BT and Sky Seize Premier League Rights

Companies Splash out £4.46 Billion to Broadcast Games

On Tuesday, the Premier League announced the initial winners of domestic TV rights to broadcast games in next three football seasons. It revealed the auction results for only five of the seven packages on offer.

For now, BT and Sky will pay a combined amount of £4.46 billion for broadcast rights over the next three seasons. Sky secured 128 games per season for £3.58 billion and BT will show 32 matches per season at a cost of £885 million.

In this auction, 42 more games were on offer, taking the total to 200 of the total 380 matches played in each season. They include eight matches on Saturday evenings.

Sky seems to be the big winner from the announcement. It will have slightly more games than it does currently, gets all first-pick weekend games, and regains the Saturday 5:30 PM slot as well as a new 7:45 PM slot. This line-up strongly complements its dominance of matches on Sundays and Monday nights. The company will also pay less per game, down from the current £11 million to £9.3 million in the new deal.

For now, BT will have fewer games, but will pay more per match, up from the current £7.6 million to £9.2 million. Sky’s reclaiming of the Saturday evening 5.30 PM games that it lost to BT in 2015 will be a big blow to its rival. BT Sport revealed that audience numbers rose when it switched from Saturday lunchtime games to the 5.30 PM slot.

In 2015, Sky and BT paid a combined £5.18 billion for three years of domestic TV rights. This was a huge 71 percent rise on bids in 2012, which also involved Sky and BT. The lack of increase in bids suggests that broadcasters believe there’s a ceiling on what viewers are willing to pay to watch Premier League games.

Even though more games were available in the current auction, the Premier League is sure to be disappointed that it hasn’t made the most from its prized asset, and that the total amount per game has fallen. Depending on the outcome of the remaining packages, this could be the first time that the total price paid has fallen since the auction in 2003. However, we expect the Premier League to recoup any loss in revenue through the upcoming sale of overseas broadcast rights.

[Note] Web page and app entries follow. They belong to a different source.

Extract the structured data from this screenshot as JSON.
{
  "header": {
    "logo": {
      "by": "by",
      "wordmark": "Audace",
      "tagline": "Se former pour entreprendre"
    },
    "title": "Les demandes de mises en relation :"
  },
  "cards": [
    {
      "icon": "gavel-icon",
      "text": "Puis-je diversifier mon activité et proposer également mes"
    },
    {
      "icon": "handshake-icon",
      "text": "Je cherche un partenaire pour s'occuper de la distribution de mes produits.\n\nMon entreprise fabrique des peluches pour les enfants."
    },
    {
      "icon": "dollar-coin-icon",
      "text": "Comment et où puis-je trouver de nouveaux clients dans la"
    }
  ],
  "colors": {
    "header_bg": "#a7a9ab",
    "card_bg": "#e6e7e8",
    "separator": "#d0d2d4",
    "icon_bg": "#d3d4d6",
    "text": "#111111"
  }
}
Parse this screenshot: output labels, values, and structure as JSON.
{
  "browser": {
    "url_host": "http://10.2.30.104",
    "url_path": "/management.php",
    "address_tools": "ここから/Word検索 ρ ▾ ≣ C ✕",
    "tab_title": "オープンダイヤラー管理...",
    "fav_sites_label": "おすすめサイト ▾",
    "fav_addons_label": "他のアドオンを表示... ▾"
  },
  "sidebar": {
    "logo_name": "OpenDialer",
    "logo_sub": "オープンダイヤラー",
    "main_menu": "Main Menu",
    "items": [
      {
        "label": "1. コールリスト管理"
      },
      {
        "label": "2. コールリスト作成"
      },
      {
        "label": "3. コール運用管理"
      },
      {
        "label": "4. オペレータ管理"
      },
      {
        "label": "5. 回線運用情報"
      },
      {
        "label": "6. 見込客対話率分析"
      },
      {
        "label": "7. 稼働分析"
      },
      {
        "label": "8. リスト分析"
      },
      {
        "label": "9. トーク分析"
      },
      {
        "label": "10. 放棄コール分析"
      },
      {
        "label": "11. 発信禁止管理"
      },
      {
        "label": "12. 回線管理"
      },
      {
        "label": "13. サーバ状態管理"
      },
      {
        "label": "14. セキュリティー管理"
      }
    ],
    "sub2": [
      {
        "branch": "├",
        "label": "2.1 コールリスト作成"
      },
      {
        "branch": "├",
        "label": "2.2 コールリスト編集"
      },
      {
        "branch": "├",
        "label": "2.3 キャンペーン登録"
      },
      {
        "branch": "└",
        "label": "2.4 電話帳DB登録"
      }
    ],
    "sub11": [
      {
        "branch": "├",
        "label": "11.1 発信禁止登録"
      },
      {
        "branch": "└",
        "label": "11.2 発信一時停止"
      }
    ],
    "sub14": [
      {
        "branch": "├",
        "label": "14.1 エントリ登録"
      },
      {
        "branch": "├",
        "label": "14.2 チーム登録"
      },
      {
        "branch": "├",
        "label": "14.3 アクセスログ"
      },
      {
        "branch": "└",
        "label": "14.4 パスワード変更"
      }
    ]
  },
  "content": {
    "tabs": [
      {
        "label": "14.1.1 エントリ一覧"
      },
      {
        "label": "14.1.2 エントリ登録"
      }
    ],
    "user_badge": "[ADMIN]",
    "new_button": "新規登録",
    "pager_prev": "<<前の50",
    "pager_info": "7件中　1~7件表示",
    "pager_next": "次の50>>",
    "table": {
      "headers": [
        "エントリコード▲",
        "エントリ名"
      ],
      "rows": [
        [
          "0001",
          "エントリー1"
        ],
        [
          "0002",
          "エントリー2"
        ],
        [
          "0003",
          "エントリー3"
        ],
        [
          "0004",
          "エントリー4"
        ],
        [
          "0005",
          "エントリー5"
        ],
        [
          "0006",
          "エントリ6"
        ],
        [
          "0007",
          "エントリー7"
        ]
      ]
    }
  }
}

In the run-up to this auction, all the focus was on BT and any new bidders. Amazon looked to be a contender, having already won the rights to ATP tennis in the UK from 2019 (see Web Giants Eye Rights to Football Matches). In the end, it seems the cost of Premier League TV rights simply proved too steep for the Web brands. But there are several other costs, such as production, and moves into this area would involve a fundamental shift in their content investment strategy and pricing models.

Attention now turns to the remaining F and G packages of rights. According to the Premier League, there’s interest from multiple providers for these packages. Announcing the winners of the first five packages was arguably a smart move by the Premier League. It effectively squeezes BT to bid more than it probably needs or wants to for one of the unsold packages.

The auction rules state that no buyer can be awarded more than 148 of the 200 games available, which bars Sky from gaining both of the remaining packages. We firmly believe that BT must win at least one of them and if possible both. Although we can’t rule out a bid from Amazon, we consider it unlikely.

Premier League auction packages, 2018

Auction Package


Time Slot


Package A


Saturday 12:30 PM


Package B


Saturday 5:30 PM


Package C


Saturday 7:45 PM (8 games); Sunday 2 PM (24 games)


Package D


Sunday 4 PM


Package E


Sunday 2 PM (8 games); Monday or Friday 8 PM (24 games)


Package F


Bank holiday and midweek games

Package G


Midweek games

Our full analysis of the announcement is available to clients of our Multiplay Strategies service suite here. For more information about this service, please contact us.